  1. First sprite is special, defining the total number of entries in the .grf file.
  2. Start with one or more action 7 entries that decide whether or not to load these graphics, for example based on the current climate.
  3. After the action 7 entries, define your GRF ID with action 8.
  4. Then define one or several action 0 entries, that (possibly among other things) set the vehicle sprite IDs to FD (trains) or FF (all other vehicle types). Only vehicles with these sprite IDs will be using the new sprites.
  5. Start a block of new graphics with an action 1 (sprite block) entry, followed by the actual sprite data. Ideally, you put the graphics of all vehicles together in this one sprite block, taking note of what sets of sprites have what number (as determined by their position in the block).
  6. After action 1, give action 2 (cargo ID) entries for each different combination of vehicle and cargo type. The cargo IDs should start at zero and be numbered consecutively.
  7. After all action 2 entries, use action 3 (veh ID to cargo ID maps) to specify what cargo IDs are to be shown for which vehicle and which cargo types.

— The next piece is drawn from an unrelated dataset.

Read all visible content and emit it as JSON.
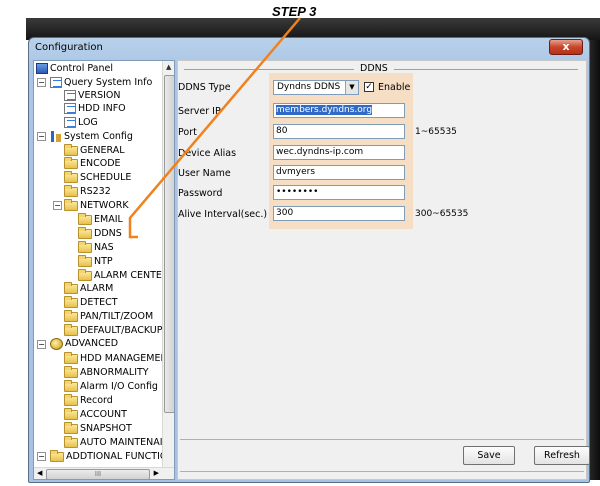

Small remark by George: for My LVs I use a bit different sprite orders. First I define groups of sprite blocks of graphics. Then I combine them with action 3. And then I specify action 0 and 4 for the object, that uses that graphics.

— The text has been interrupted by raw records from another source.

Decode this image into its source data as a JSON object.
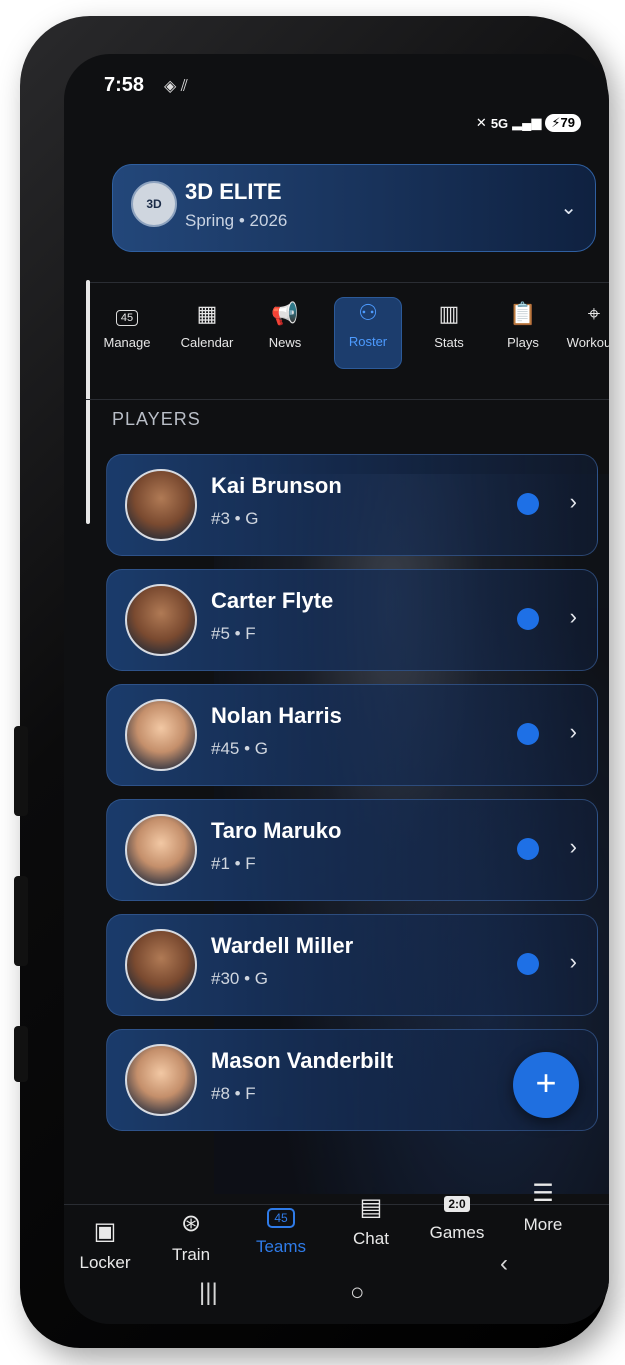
{
  "status_bar": {
    "time": "7:58",
    "left_icons": "◈ ⫽",
    "network": "5G",
    "battery": "79"
  },
  "team": {
    "name": "3D ELITE",
    "season": "Spring • 2026",
    "logo_text": "3D"
  },
  "top_nav": [
    {
      "label": "Manage",
      "icon": "jersey-icon"
    },
    {
      "label": "Calendar",
      "icon": "calendar-icon"
    },
    {
      "label": "News",
      "icon": "megaphone-icon"
    },
    {
      "label": "Roster",
      "icon": "people-icon",
      "active": true
    },
    {
      "label": "Stats",
      "icon": "bar-chart-icon"
    },
    {
      "label": "Plays",
      "icon": "clipboard-icon"
    },
    {
      "label": "Workouts",
      "icon": "crosshair-icon"
    }
  ],
  "section_title": "PLAYERS",
  "players": [
    {
      "name": "Kai Brunson",
      "meta": "#3 • G"
    },
    {
      "name": "Carter Flyte",
      "meta": "#5 • F"
    },
    {
      "name": "Nolan Harris",
      "meta": "#45 • G"
    },
    {
      "name": "Taro Maruko",
      "meta": "#1 • F"
    },
    {
      "name": "Wardell Miller",
      "meta": "#30 • G"
    },
    {
      "name": "Mason Vanderbilt",
      "meta": "#8 • F"
    }
  ],
  "fab_label": "+",
  "bottom_tabs": [
    {
      "label": "Locker",
      "icon": "locker-icon"
    },
    {
      "label": "Train",
      "icon": "basketball-icon"
    },
    {
      "label": "Teams",
      "icon": "jersey-icon",
      "active": true
    },
    {
      "label": "Chat",
      "icon": "chat-icon"
    },
    {
      "label": "Games",
      "icon": "scoreboard-icon"
    },
    {
      "label": "More",
      "icon": "menu-icon"
    }
  ],
  "nav_icons": {
    "jersey": "45",
    "scoreboard": "2:0"
  }
}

Dealing with the sprite numbers and pseudo-sprite blocks

It can be quite a chore to make sure that the sprite numbers increase by one, and that you have the correct length for the pseudo-sprite blocks. Currently, GRFCodec has only limited parsing capabilities, so you need to make sure that they are indeed correct. As of GRFCodec version 0.9.4, you can specify a sprite number of "-1", which turns off the number checking for that sprite. The following sprites still need correct numbers (unless they also have "-1" as the number), and the sprite length still needs to be specified.

One help in this task is a Perl script called, which is included in the TTDPatch source archive. If you haven't heard of Perl before, it's a powerful programming language that you can get for free. For example, you can install it with the Cygwin packages (, or from or

If you have written a .nfo file, but it doesn't have the right numbers for the sprites or the lengths, run the script like this:

perl < your.nfo > yournew.nfo

It will take the your.nfo (substitute your actual filename), and write yournew.nfo with correct sprite numbers and pseudo-sprite lengths.

Note that the format of the nfo needs to be correct for this to work properly; in particular, the sprite numbers and pseudo-sprite lengths must already be *there* (as dummy numbers), but they need not be correct. Also, does not understand strings. Decode with -t and do not use strings if you plan to use


Another program that can be used is NFORenum. This program does understand strings, and is run like this:

renum your.nfo

You may also drag and drop your nfo file onto the NFORenum executable.

Again, substitute the actual filename; that file will be rewritten with a correct sprite 0, correct sprite numbers, and correct pseudo-sprite lengths. NFORenum also does some checking of your code, and will complain if it finds something it thinks is wrong.

As with, the format of the nfo needs to be correct for this to work properly.